- [DATA RECORDS]
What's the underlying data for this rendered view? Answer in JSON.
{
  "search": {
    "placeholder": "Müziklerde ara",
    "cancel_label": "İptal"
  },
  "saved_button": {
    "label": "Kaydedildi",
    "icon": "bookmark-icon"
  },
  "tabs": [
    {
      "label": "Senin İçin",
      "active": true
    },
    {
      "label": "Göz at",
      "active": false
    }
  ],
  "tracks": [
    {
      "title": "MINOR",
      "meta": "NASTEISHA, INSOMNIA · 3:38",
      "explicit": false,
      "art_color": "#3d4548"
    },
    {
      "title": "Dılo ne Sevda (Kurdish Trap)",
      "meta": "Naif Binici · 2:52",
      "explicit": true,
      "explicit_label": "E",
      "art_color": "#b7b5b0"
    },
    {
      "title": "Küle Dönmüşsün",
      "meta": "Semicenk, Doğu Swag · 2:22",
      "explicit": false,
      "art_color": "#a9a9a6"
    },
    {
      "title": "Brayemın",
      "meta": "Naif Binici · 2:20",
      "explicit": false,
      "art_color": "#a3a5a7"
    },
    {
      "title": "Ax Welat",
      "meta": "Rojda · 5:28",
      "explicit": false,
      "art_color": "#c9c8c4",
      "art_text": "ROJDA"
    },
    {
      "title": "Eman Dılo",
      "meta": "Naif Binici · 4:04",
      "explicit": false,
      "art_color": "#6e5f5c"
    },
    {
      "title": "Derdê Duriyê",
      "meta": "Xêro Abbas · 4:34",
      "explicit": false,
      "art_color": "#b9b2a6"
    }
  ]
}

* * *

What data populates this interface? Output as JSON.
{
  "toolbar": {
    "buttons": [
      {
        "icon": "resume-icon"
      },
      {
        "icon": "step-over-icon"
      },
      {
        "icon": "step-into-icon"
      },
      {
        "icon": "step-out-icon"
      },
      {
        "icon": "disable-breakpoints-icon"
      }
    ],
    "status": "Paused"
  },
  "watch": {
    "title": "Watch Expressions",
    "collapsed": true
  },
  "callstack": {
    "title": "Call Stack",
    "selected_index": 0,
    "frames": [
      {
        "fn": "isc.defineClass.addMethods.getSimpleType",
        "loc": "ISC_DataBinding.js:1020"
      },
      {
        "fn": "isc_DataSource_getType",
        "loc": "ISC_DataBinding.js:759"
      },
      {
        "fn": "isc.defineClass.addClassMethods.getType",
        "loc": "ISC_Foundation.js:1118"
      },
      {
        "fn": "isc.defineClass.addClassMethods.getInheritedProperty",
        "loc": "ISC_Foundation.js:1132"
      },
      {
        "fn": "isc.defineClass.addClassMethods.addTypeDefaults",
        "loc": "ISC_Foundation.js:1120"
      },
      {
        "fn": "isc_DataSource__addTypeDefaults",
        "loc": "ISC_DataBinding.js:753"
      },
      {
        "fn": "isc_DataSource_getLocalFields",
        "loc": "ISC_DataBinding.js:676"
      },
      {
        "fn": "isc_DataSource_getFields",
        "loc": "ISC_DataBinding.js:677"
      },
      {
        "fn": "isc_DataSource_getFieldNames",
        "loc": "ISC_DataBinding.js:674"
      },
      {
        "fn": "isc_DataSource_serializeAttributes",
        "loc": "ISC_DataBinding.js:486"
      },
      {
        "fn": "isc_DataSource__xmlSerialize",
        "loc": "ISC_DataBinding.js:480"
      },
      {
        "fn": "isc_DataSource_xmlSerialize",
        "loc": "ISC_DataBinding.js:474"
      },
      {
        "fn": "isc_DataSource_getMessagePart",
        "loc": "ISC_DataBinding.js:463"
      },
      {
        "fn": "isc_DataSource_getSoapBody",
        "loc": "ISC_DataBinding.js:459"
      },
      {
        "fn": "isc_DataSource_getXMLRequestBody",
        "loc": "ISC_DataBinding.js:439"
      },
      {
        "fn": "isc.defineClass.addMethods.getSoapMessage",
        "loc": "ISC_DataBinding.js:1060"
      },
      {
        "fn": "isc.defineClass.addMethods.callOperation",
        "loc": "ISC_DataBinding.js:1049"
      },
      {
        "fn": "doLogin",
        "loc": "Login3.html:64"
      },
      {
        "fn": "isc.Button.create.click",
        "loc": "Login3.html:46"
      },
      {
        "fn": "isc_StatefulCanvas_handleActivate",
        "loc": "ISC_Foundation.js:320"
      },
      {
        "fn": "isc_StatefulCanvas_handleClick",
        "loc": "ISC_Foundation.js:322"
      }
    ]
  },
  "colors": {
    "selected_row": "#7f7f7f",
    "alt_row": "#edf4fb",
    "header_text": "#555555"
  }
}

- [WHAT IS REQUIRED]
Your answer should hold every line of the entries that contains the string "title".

- [SOLUTION TO THE EXERCISE]
      "title": "MINOR",
      "title": "Dılo ne Sevda (Kurdish Trap)",
      "title": "Küle Dönmüşsün",
      "title": "Brayemın",
      "title": "Ax Welat",
      "title": "Eman Dılo",
      "title": "Derdê Duriyê",
    "title": "Watch Expressions",
    "title": "Call Stack",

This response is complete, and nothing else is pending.